· Vatican City ·

Statement by the Permanent Council of the CCCB

No culture is superior to another

 No culture is superior to another  ING-013
31 March 2023

The Bishops’ Conference of Canada issued a statement on Thursday, 30 March, supporting the Holy See in its recent Document addressing the “Doctrine of Discovery”.

The Canadian Conference of Catholic Bishops (cccb) is grateful that the Holy See has issued a Declaration addressing the concept of the ‘Doctrine of Discovery,’ including the question of certain papal bulls of the 15th century which, according to some scholars, served as the basis for the aforementioned ‘doctrine’.

Contrary to this claim, numerous and repeated statements by the Church and the Popes through the centuries have upheld the rights and freedoms of Indigenous Peoples, for example the 1537 Bull Sublimis Deus. Indeed, Popes in recent times have also sought forgiveness on numerous occasions for evil acts committed against Indigenous Peoples by Christians. Having heard a strong desire from Indigenous Peoples for the Church to address the ‘Doctrine of Discovery,’ today’s Declaration from the Holy See further repudiates any concepts that fail to recognize the inherent rights of Indigenous Peoples.

Specifically, the Holy See’s Declaration states:

“In no uncertain terms, the Church’s magisterium upholds the respect due to every human being. The Catholic Church therefore repudiates those concepts that fail to recognize the inherent human rights of indigenous peoples, including what has become known as the legal and political ‘doctrine of discovery’”.

The Holy See has emphasized that the ‘Doctrine of Discovery’ is not part of the teaching of the Catholic Church and that the papal documents under scrutiny by some scholars — particularly the Bulls Dum Diversas (1452), Romanus Pontifex (1455) and Inter Caetera (1493) — have never been considered expressions of the Catholic faith. At the same time, the Declaration acknowledges that these papal bulls did not adequately reflect the equal dignity and rights of Indigenous Peoples; that they were manipulated for political purposes by competing colonial powers; and that Indigenous Peoples suffered the terrible effects of the assimilation policies of colonizing nations. Furthermore, the Holy See’s Declaration expresses support for the principles in the United Nations Declaration on the Rights of Indigenous Peoples, the implementation of which would help to improve the living conditions of Indigenous Peoples, to protect their rights, as well as to support their self-development in continuity with their identity, language, history, and culture.
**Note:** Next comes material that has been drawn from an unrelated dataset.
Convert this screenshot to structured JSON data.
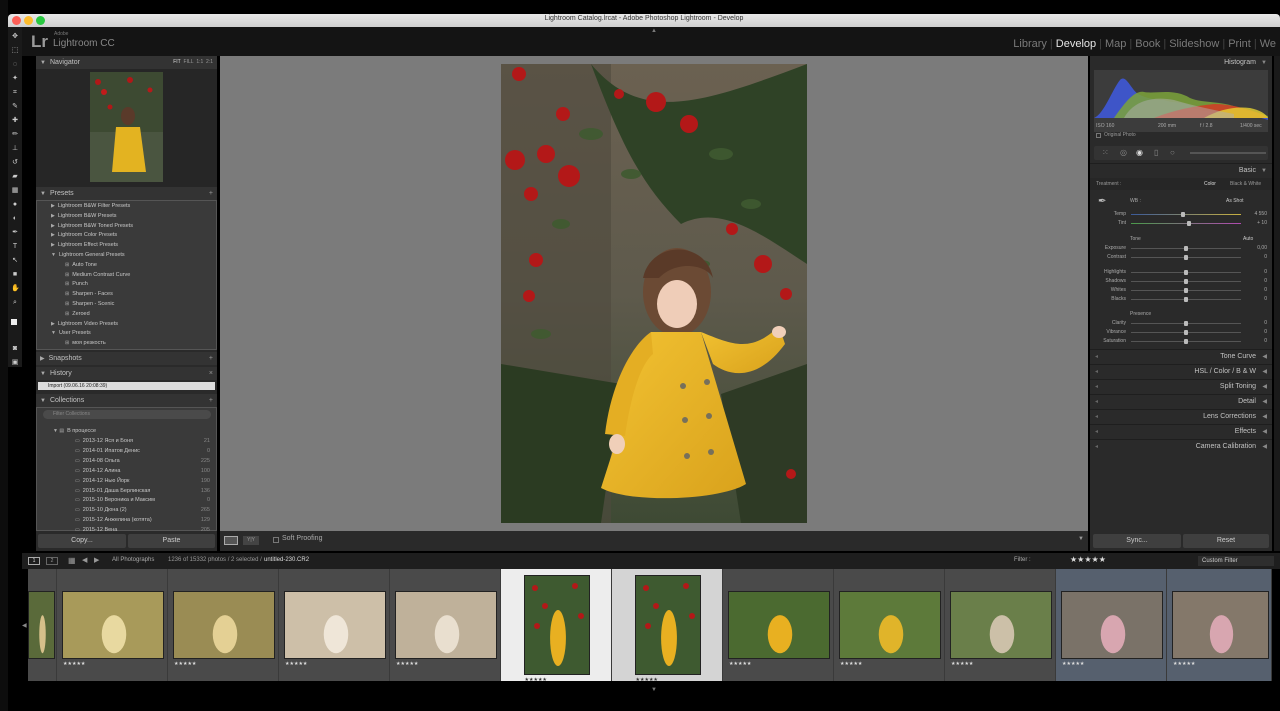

The cccb, the United States Conference of Catholic Bishops (usccb), and the Pontifical Committee for Historical Sciences are together exploring the possibility of organizing an academic symposium with Indigenous and non-Indigenous scholars to further deepen historical understanding about the ‘Doctrine of Discovery.’ This idea of a symposium has likewise received encouragement from the Vatican’s Dicastery for Promoting Integral Human Development and the Dicastery for Culture and Education.

In closing, the cccb echoes Pope Francis’ statement from Quebec City, cited in today’s Declaration, that “never again can the Christian community allow itself to be infected by the idea that one culture is superior to others, or that it is legitimate to employ ways of coercing others.”